EXERCISE GOAL
Check every line of the records below for the string "this" and copy the ones that have it.

___ EXTRACTED RECORDS ___

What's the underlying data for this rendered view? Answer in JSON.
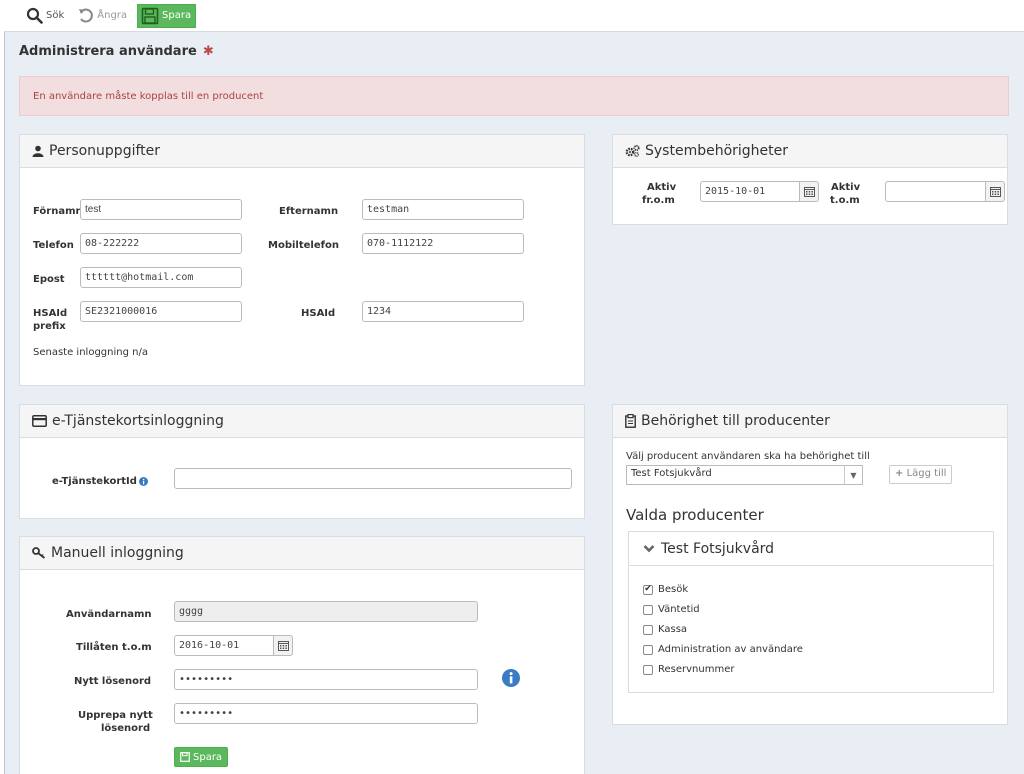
{
  "toolbar": {
    "search_label": "Sök",
    "undo_label": "Ångra",
    "save_label": "Spara"
  },
  "page": {
    "title": "Administrera användare",
    "required_mark": "✱"
  },
  "alert": {
    "text": "En användare måste kopplas till en producent"
  },
  "person": {
    "title": "Personuppgifter",
    "fornamn_label": "Förnamn",
    "fornamn_value": "test",
    "efternamn_label": "Efternamn",
    "efternamn_value": "testman",
    "telefon_label": "Telefon",
    "telefon_value": "08-222222",
    "mobil_label": "Mobiltelefon",
    "mobil_value": "070-1112122",
    "epost_label": "Epost",
    "epost_value": "tttttt@hotmail.com",
    "hsaid_prefix_label_1": "HSAId",
    "hsaid_prefix_label_2": "prefix",
    "hsaid_prefix_value": "SE2321000016",
    "hsaid_label": "HSAId",
    "hsaid_value": "1234",
    "last_login": "Senaste inloggning n/a"
  },
  "system": {
    "title": "Systembehörigheter",
    "from_label_1": "Aktiv",
    "from_label_2": "fr.o.m",
    "from_value": "2015-10-01",
    "to_label_1": "Aktiv",
    "to_label_2": "t.o.m",
    "to_value": ""
  },
  "etj": {
    "title": "e-Tjänstekortsinloggning",
    "id_label": "e-TjänstekortId",
    "id_value": ""
  },
  "manual": {
    "title": "Manuell inloggning",
    "username_label": "Användarnamn",
    "username_value": "gggg",
    "allowed_label": "Tillåten t.o.m",
    "allowed_value": "2016-10-01",
    "newpw_label": "Nytt lösenord",
    "newpw_value": "•••••••••",
    "repeat_label_1": "Upprepa nytt",
    "repeat_label_2": "lösenord",
    "repeat_value": "•••••••••",
    "save_label": "Spara"
  },
  "producer": {
    "title": "Behörighet till producenter",
    "choose_label": "Välj producent användaren ska ha behörighet till",
    "selected_option": "Test Fotsjukvård",
    "add_label": "Lägg till",
    "valda_heading": "Valda producenter",
    "valda_name": "Test Fotsjukvård",
    "permissions": [
      {
        "label": "Besök",
        "checked": true
      },
      {
        "label": "Väntetid",
        "checked": false
      },
      {
        "label": "Kassa",
        "checked": false
      },
      {
        "label": "Administration av användare",
        "checked": false
      },
      {
        "label": "Reservnummer",
        "checked": false
      }
    ]
  }
}
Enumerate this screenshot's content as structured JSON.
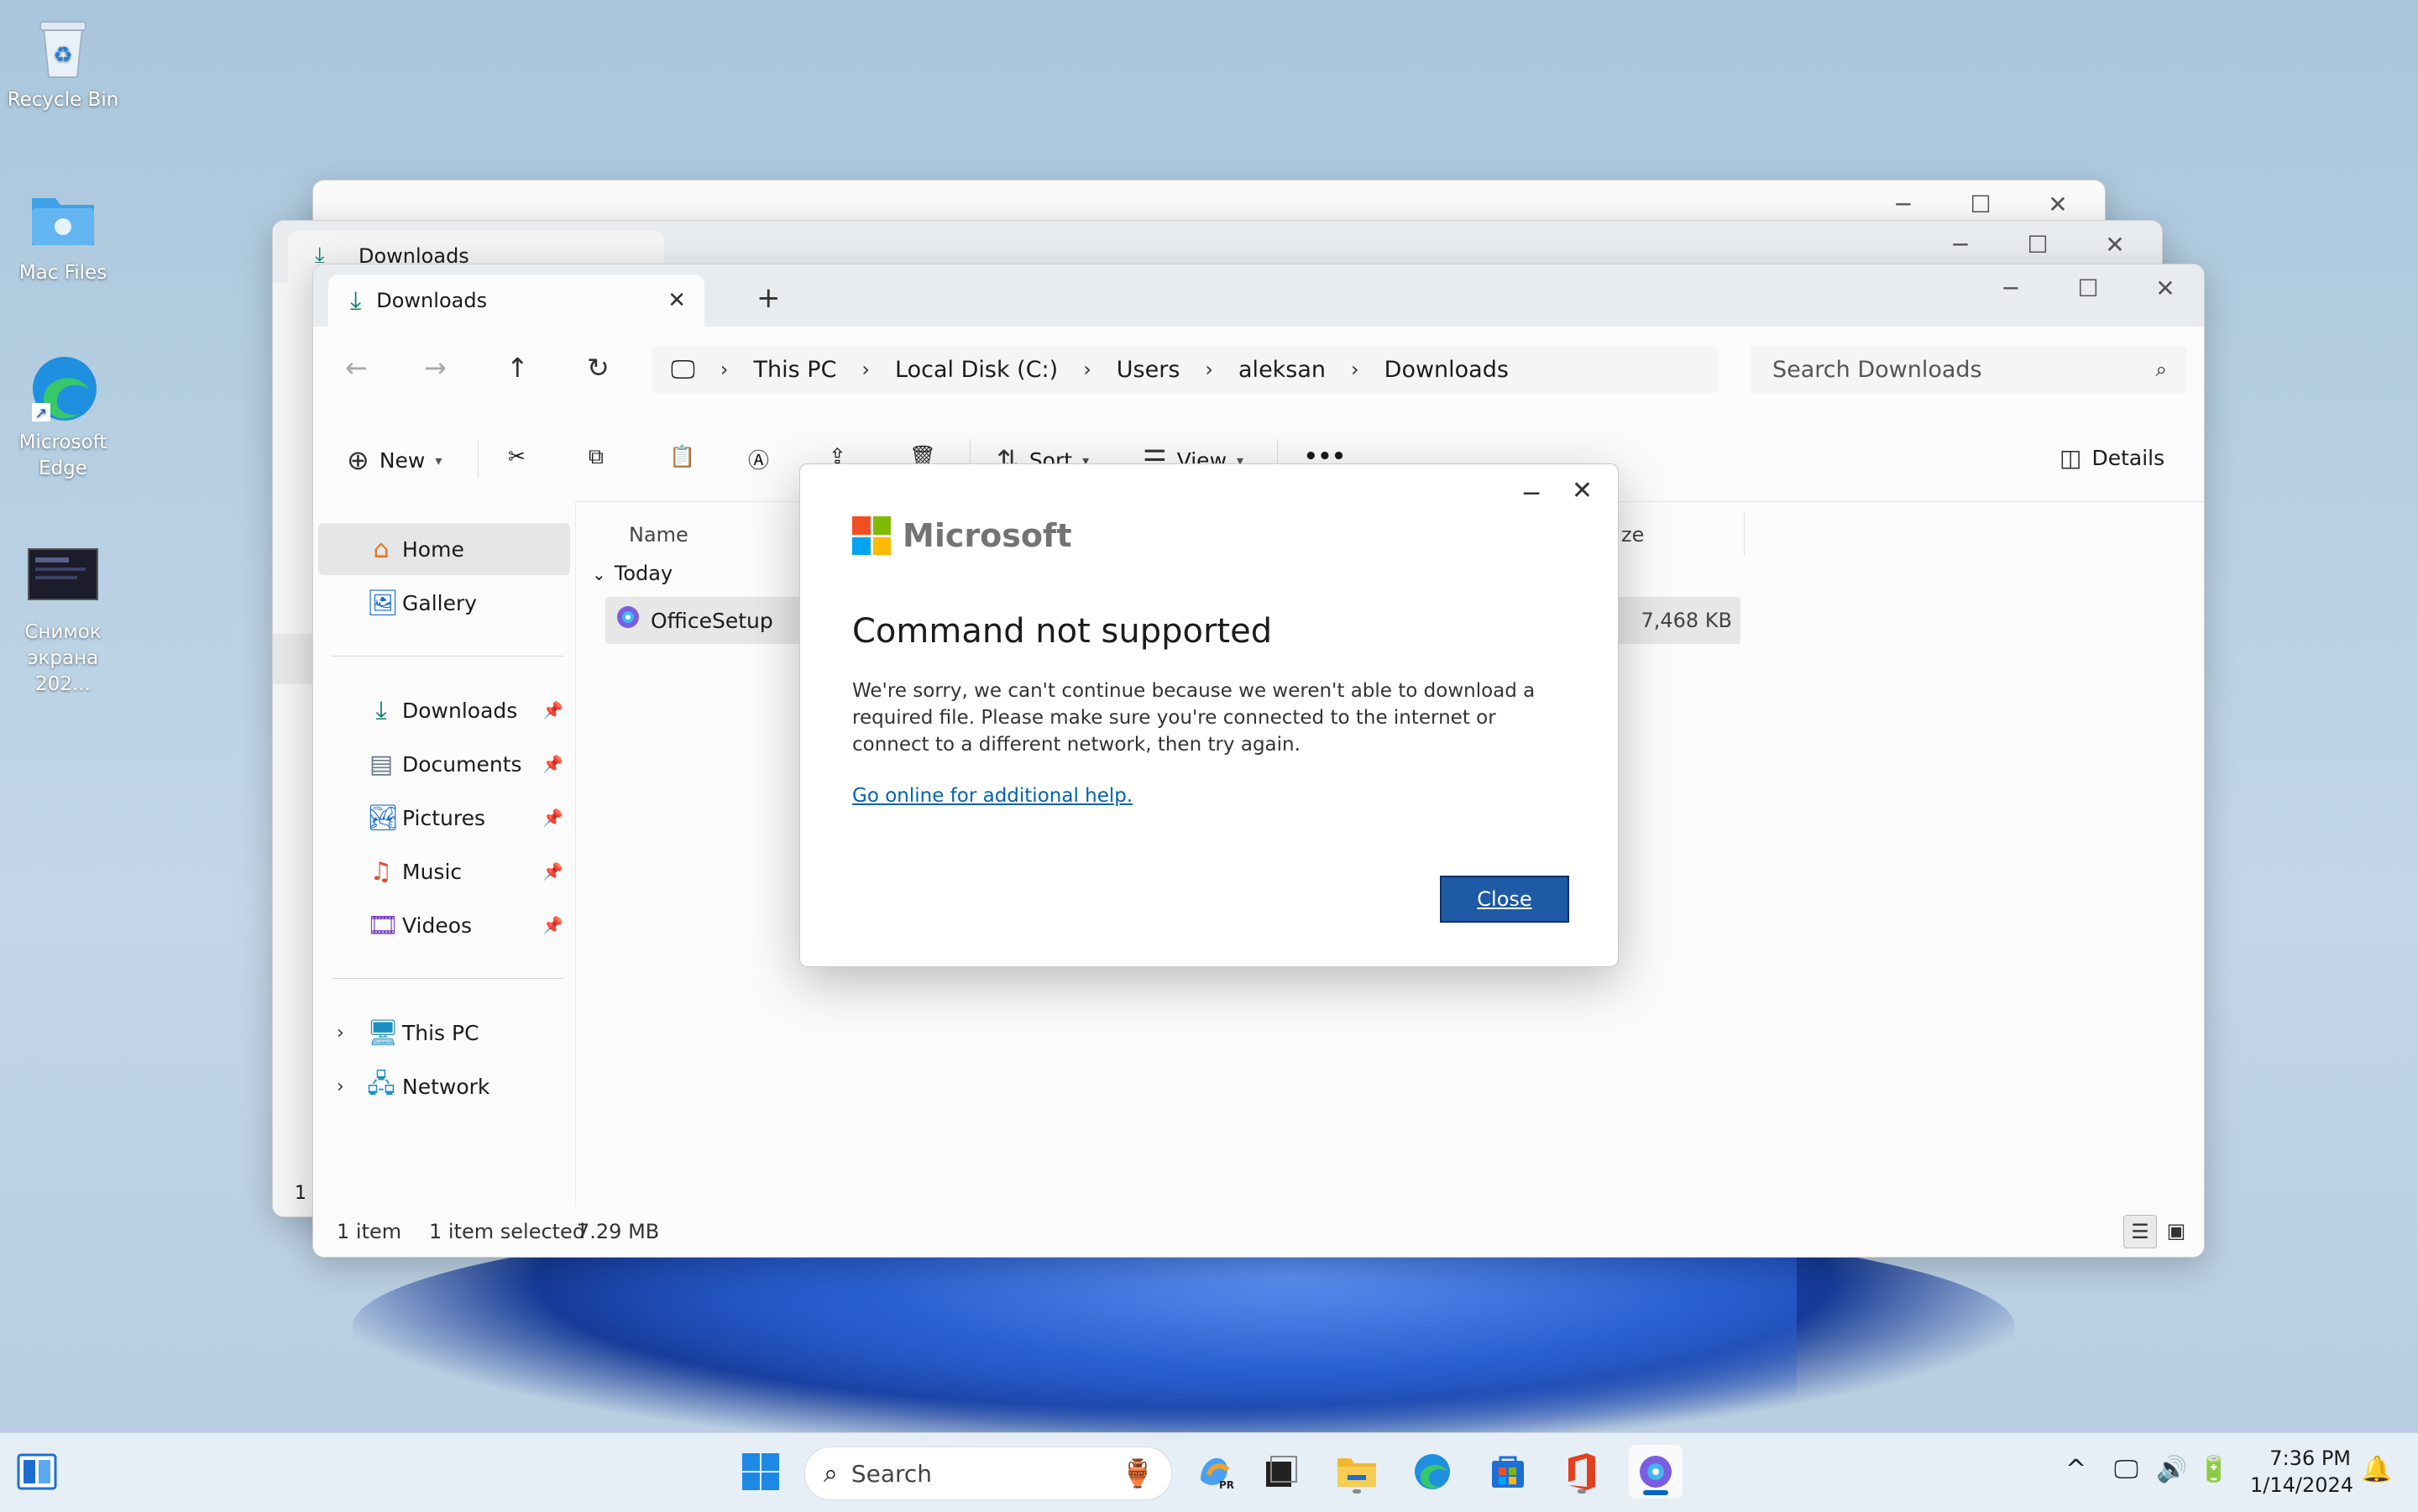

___

TASK RESPONSE
What's the underlying data for this rendered view? Answer in JSON.
Enumerate this screenshot's content as structured JSON.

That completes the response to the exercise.